Mission Statement

Mission Statement: This blog is dedicated to both political philosophy and application to current issues based on the ideas of limited government, free markets, and individual liberty. Additionally, this blog strives to create an atmosphere where intelligent discussions based on the principles of logic, no matter the viewpoints expressed in their conclusions, are not only welcome, but also thrive.

To learn more, feel free to read the introduction and subsequent posts which explain the aforementioned philosophy and purpose of this blog in more detail.

Sunday, May 22, 2011

The Weekly Roundup

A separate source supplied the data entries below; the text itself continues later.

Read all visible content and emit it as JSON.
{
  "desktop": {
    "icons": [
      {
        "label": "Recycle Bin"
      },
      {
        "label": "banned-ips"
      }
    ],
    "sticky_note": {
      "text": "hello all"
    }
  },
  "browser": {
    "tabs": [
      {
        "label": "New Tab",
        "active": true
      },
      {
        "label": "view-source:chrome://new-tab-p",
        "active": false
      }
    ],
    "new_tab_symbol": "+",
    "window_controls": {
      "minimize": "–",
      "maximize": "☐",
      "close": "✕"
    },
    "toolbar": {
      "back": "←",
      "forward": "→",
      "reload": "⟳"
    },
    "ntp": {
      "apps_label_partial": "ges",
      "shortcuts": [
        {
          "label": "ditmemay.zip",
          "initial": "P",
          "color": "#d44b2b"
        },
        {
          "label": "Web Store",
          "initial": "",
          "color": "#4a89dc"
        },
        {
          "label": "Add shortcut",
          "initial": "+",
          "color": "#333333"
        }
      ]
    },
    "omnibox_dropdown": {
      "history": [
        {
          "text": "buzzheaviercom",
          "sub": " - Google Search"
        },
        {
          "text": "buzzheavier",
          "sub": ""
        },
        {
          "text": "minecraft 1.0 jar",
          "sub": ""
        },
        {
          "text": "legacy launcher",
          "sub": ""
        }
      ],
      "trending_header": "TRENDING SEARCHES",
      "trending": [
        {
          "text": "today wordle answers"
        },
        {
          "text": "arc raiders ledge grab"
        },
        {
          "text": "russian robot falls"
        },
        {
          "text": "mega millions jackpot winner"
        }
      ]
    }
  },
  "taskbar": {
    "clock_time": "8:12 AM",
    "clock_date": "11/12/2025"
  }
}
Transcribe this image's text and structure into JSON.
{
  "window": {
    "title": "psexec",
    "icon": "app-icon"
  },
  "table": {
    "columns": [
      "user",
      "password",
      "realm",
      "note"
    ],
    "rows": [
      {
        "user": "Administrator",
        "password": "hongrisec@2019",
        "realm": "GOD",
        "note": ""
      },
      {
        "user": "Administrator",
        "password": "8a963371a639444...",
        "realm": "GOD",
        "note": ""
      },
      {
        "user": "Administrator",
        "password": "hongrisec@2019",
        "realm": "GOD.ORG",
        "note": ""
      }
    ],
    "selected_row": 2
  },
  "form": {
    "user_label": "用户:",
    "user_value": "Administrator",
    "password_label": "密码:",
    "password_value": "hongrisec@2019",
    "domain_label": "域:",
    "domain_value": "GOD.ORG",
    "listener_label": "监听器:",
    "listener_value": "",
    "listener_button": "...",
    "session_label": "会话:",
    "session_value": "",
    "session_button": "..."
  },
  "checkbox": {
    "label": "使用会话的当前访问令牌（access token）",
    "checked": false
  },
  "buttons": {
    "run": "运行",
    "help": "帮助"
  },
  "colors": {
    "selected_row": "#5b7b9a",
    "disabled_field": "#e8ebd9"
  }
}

          In lieu of a weekly update this weekend, I wanted to post links to a couple specific articles with brief comments on each. The articles are a little older, but raise some interesting issues. I think they are good reads and the starting point for intelligent debate if we so choose.

The Economist - Lessons from California: The Perils of Extreme Democracy

          This is a stellar discussion about the failure or success of direct democracy in California. I think that direct democracy needs to be tempered by a Constitution or it becomes mob rule, but I don’t think that California has necessarily crossed that line. One of the early commenters, QEsPapa, wrote a great summary. Perhaps the best answer is to have all taxes be the result of direct democracy, with all expense originating from the legislature, with a Constitutional mandate to not run a deficit? The taxpayers would keep taxes small and legislators would be forced to spend within their means.

The Economist - Cuba's Communist Congress: The Start of a Long, Slow Goodbye

          This article discusses Cuba and showcases how they cannot sustain their communist government. They are being forced to open more private businesses, due in large part to the most common critique of communism—if everything is given, no one will work. The US policy of restricting citizens and not engaging the country is a separate issue that I hope to discuss later.

The Economist - Don't Bully Boeing, Barack

          In this article, the Economist argues for the NLRB to not have so much power (trying to tell business which states are available for expansion and which are not).  Not only is that a vast abuse of power, but the underlying reason, the Unions, is an important issue in itself.  Rather than the days when a Union helped protect Kentucky coal miners from being sent to their deaths, these days Unions are forcing members to join, exacting dues whether members are "willing" or not, exercising vast power over businesses, and becoming a force from which people need protection instead of a protecting force!  Of course in a libertarian society people should be allowed to Unionize, just as they should be allowed to not Unionize and businesses should be allowed to employ whomever they choose.  Propping up industries or workers has not done many favors for the economy in the long run before, and there is no reason to think government intervention will help this time, either.
          These articles showcase libertarian values playing out in the world, but libertarians are not using them to show people that our system works. Many people still are either ignorant enough to equate libertarianism with anarchism, or scared enough to think that people will not be able to flourish with a small government. Using examples of how libertarianism would be making life a little better should be a cornerstone of those trying to convince people of the philosophy.

2 comments:

Hortensio said...

"These articles showcase libertarian values playing out in the world, but libertarians are not using them to show people that our system works."

I find people often criticize libertarian ideas as unworkable, and this criticism is probably the biggest obstacle for libertarians to face. And yet, you're right: With few exceptions, libertarian policies work, or at least give comparable results to the alternatives.

(Probably the best and most uncontroversial example of a practical libertarian policy is the Cuban example you highlighted here: Free markets and private enterprise work where other systems stagnate.)

I personally think you have to give it to non-libertarians gradually, on an issue-by-issue basis. (Particularly with Burkean conservatives like me, who don't want to radically change society all at once unless we're sure that change is better than the status quo.) Once it's shown that, for example, free trade is decidedly better than protectionism or that decriminalized drugs don't lead to social collapse, it's much easier to get people to sympathize with less government intervention.

Liberty's Rest Blog said...

Hortensio, thanks for the read but especially for the comment. I more than anything want this blog to become a place of discussion.

I agree with having to give it to non-libertarians gradually. The ignorant (and I do not use that word negatively) fear the ideology because they do not completely understand what it is. Many of those who understand what it is do not see it as capable, like you said. Even those who do may not agree with fast change, which is not necessarily a bad thing. It is certainly an uphill struggle.

What I like about the ideology is that the more I learn about it, think about it, and apply the principles to issues around me, the more I see it working as a system. It seems like one of those "whole is greater than the sum of the parts" things. I hope to write about this soon and further showcase it by tying together the various articles I write, but I just haven't reached the critical mass to be able to do that yet. Hopefully before much longer...